In September 2017 I was asked if I would like to be involved in a project to catalogue information about Railway employees. As someone with a lifelong interest in and passion for the Railways, initially as a young trainspotter at Surbiton on the Southern Region of BT and then at various times during my professional career as a Surveyor and Draughtsman, I was only too keen to become involved.
Since then I and, from early 2018, a team of new volunteers have been steadily working our way through boxes of employment cards, capturing specific information about former workers of the various Railway Companies in the South of England. The cards track the employment record of these workers from their first job through the duration of their career.
Information such as the jobs performed, locations where they worked and relevant dates are all being captured as part of the project but a host of other information, much of which is potentially of great interest to social historians and family historians, is also contained on many of the cards. This includes pay rates, training courses attended, medical information, wartime service (both WW1 and WW2), awards, commendations and disciplinary matters.

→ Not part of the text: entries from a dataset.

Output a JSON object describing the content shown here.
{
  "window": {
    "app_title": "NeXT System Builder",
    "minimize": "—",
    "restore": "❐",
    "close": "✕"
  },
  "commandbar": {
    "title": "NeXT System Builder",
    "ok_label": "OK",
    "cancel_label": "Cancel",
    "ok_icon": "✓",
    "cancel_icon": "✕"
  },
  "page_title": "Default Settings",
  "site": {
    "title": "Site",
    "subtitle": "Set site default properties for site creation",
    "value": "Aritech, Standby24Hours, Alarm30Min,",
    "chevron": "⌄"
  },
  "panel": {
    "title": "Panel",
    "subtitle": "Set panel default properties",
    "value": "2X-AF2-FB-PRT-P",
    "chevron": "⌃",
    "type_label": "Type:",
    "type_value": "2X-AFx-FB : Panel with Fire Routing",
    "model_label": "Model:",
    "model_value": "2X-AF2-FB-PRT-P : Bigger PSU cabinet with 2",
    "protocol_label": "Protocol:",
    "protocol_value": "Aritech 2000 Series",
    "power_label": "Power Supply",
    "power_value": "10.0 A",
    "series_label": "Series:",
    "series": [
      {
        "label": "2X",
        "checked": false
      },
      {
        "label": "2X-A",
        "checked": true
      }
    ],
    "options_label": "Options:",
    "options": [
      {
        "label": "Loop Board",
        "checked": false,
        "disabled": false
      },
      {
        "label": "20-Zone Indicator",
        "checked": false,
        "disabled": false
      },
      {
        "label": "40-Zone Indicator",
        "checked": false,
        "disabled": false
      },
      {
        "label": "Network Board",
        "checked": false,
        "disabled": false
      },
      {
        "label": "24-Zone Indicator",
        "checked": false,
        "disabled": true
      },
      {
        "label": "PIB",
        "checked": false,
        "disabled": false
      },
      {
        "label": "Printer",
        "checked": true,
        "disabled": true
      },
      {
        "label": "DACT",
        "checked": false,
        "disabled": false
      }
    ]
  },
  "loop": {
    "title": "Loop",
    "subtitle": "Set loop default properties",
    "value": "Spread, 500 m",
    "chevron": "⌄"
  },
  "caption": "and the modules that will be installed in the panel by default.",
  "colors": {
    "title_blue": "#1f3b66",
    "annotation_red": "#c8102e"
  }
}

Some of the more memorable things that come to mind from the 4,000-plus cards that I have catalogued include many commendations and awards for outstanding acts of service and bravery in both peace and war. These include a George Medal recipient, a Military Medal recipient, two awards of the Chevalier of the Legion d’Honneur and one of the Chevalier of the Order of the Orange Nassau. The cards also record instances of dismissal for offences such as stealing coal, fraudulent issuing of tickets, using a waiting room for immoral purposes and even one for soliciting. Then there are a number of now obsolete occupations including Gland Packer, Spragger, Fish Checker, Jigger Lad, Underman, Gongman and Van Setter.
With many, many more cards to catalogue over the coming months, I look forward to discovering more about this fascinating aspect of our industrial past.
Graham P, volunteer